Dr. Kuniharu Takei, from the Department of Physics and Electronics at Osaka Prefecture University, cautioned: “As the first step to utilize the wearable sensors, I would like to recommend that users or practitioners only monitor trends in health changes and not diagnostic results. The reliability of diagnostic results is still under consideration because they strongly depend on how the device was attached to the person, as well as other factors, such as the activity, weather, etc.”
Questions of Data Privacy and Data Protection
The ethical issues with wearable sensors are essentially questions of informed consent, where patients know what their data will be used for, and questions of data privacy and data protection. As Yasser Khan, researcher in wearable medical devices at UC Berkeley said, “Anonymizing the raw data and adding a layer of encryption should be standard practice.

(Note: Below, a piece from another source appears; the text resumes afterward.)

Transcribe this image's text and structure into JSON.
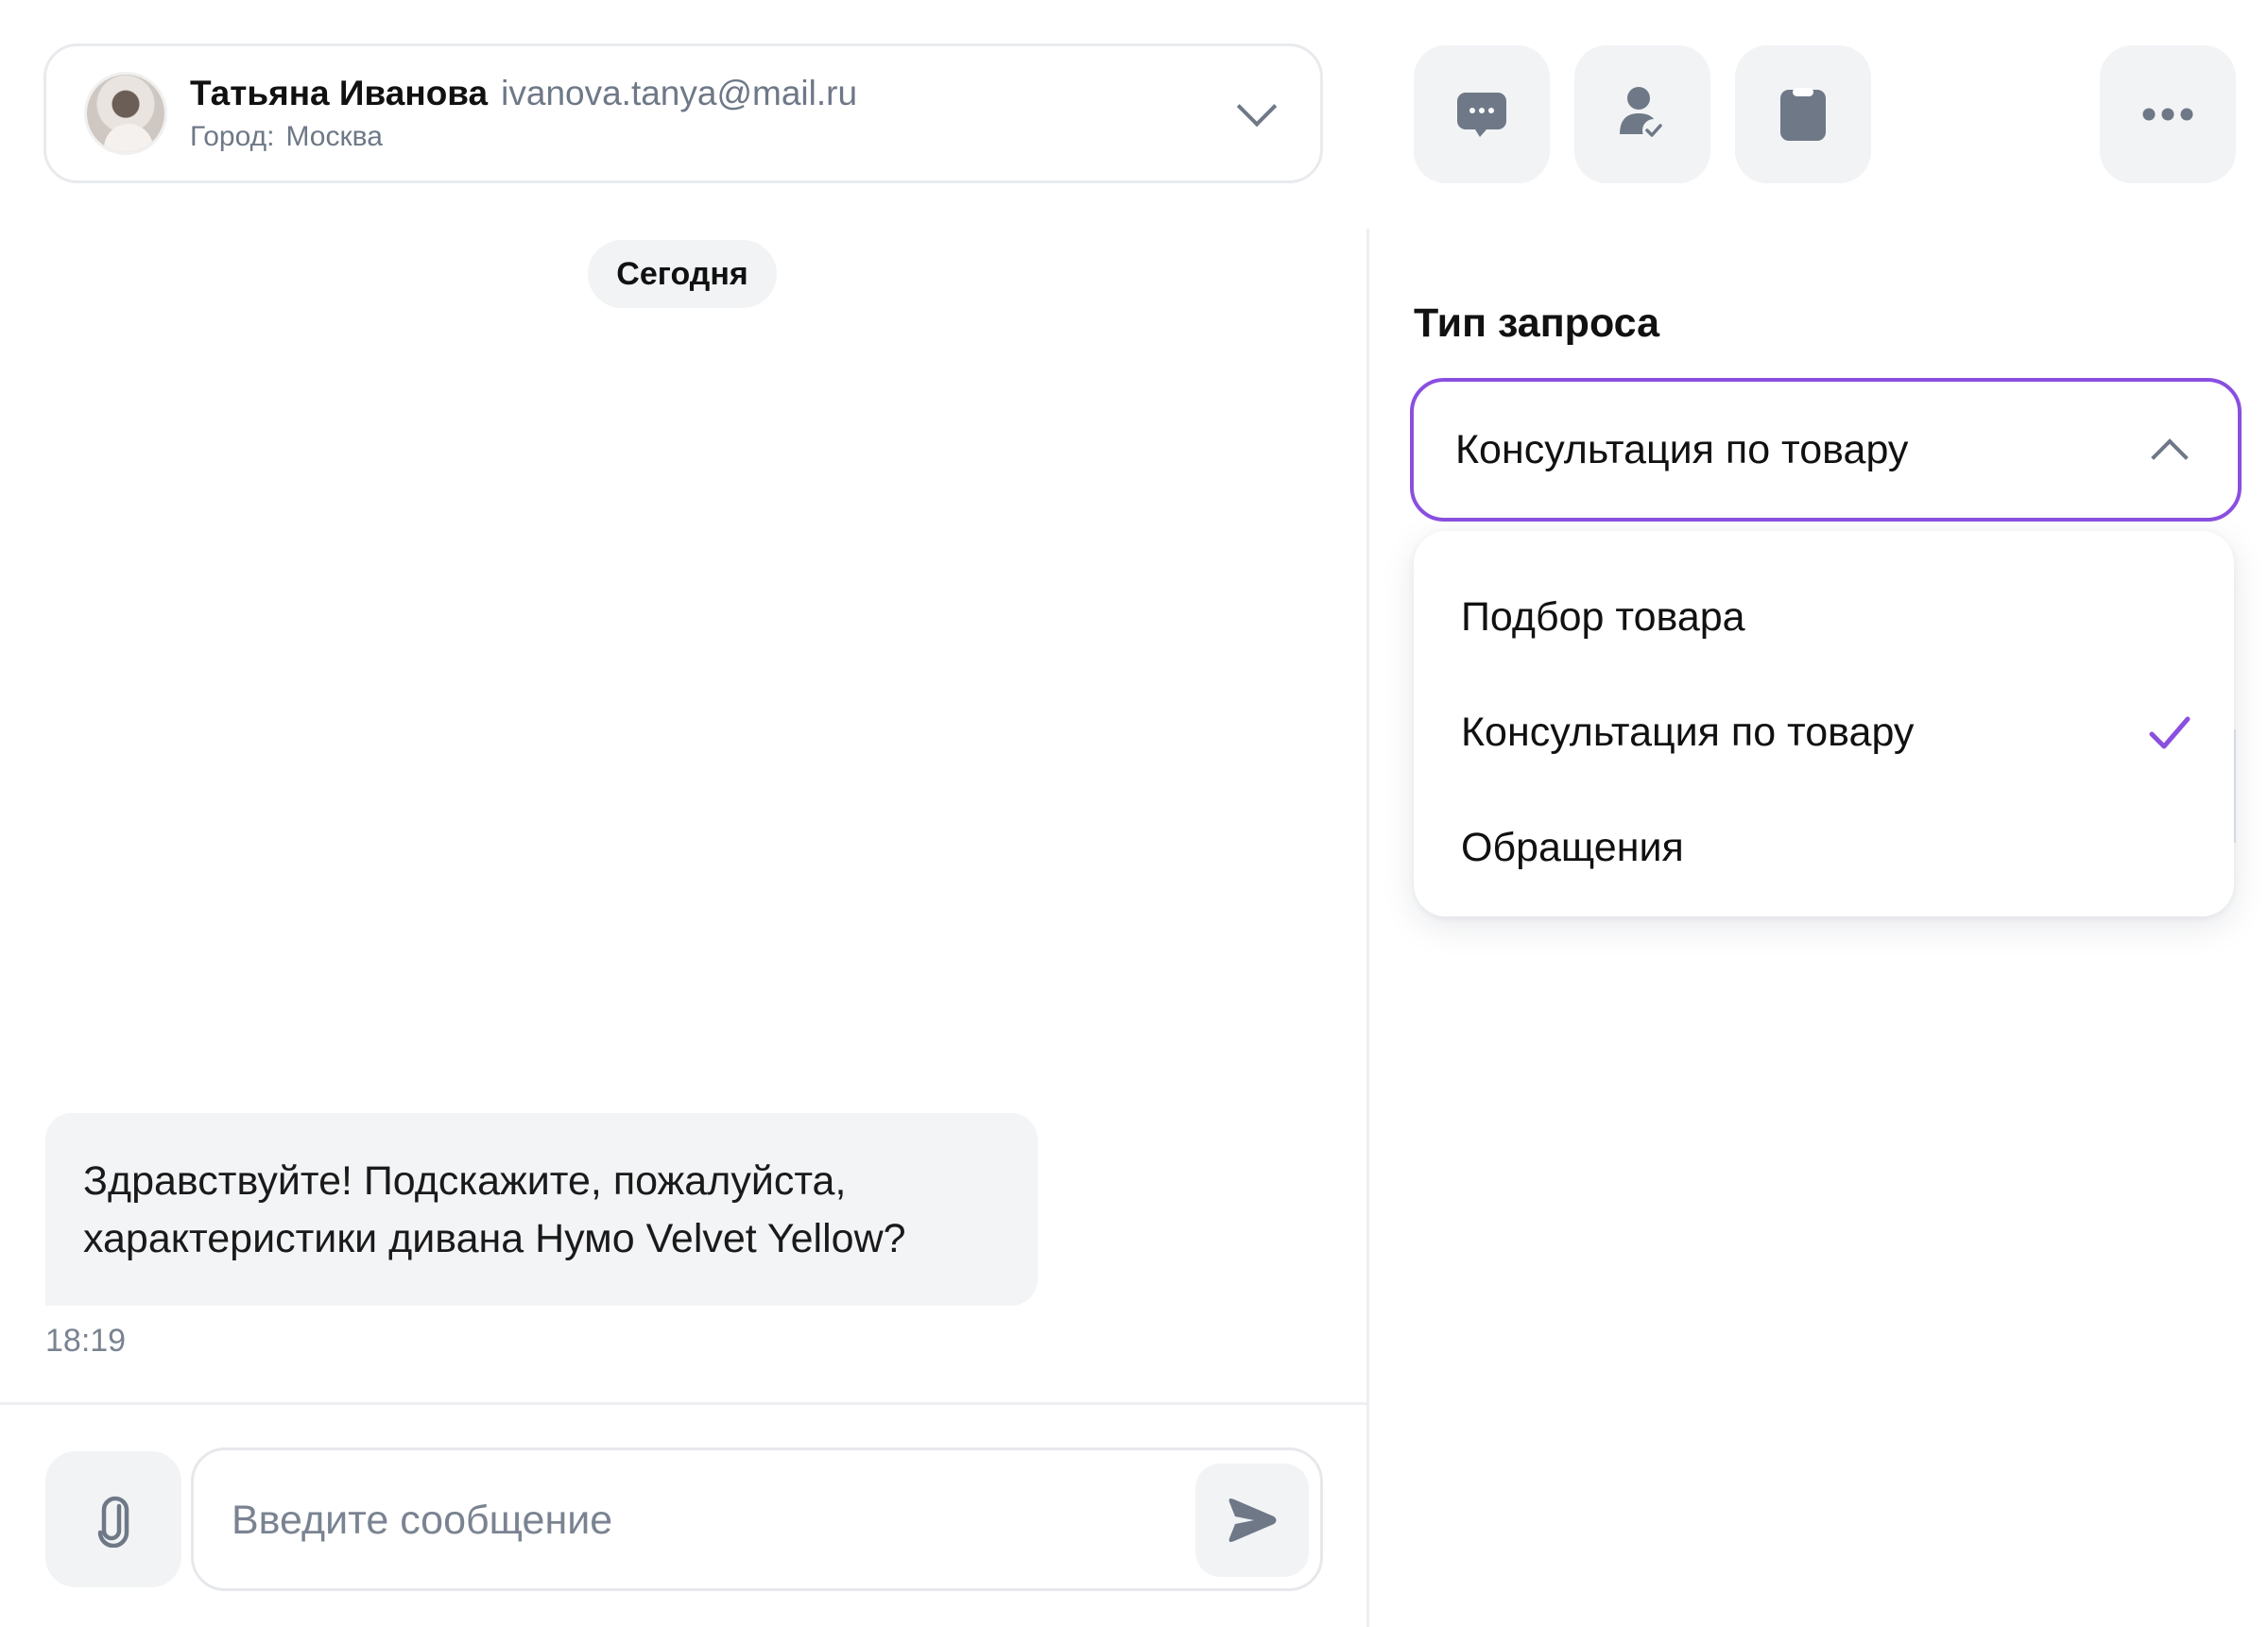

Most research labs do that already. But patients should make sure that these privacy and security checks are in place.”
Anonymizing the raw data and adding a layer of encryption should be standard practice. Most research labs do that already.
This is not to say that researchers aren’t enthusiastic about the prospects, quite the contrary. For Dr. Takei, the next generation of wearable devices has considerable potential for diagnosis and disease prediction, providing the data can be readily accessed from the cloud, is anonymous, and is sourced from a very large, very diverse population. In his opinion, the way to achieve this is by developing flexible, low-cost, disposable sensors that can be worn comfortably, like bandages, even during sleep.
While for Yasser Khan, “Wearable devices will play a pivotal role in shifting healthcare from hospitals to homes. In-home healthcare will free up resources for providing proper care to the aging world population. The research community have already identified the types of devices needed for in-home health monitoring. Clinical studies are a good starting point for determining the promise and capability of the wearable medical devices.”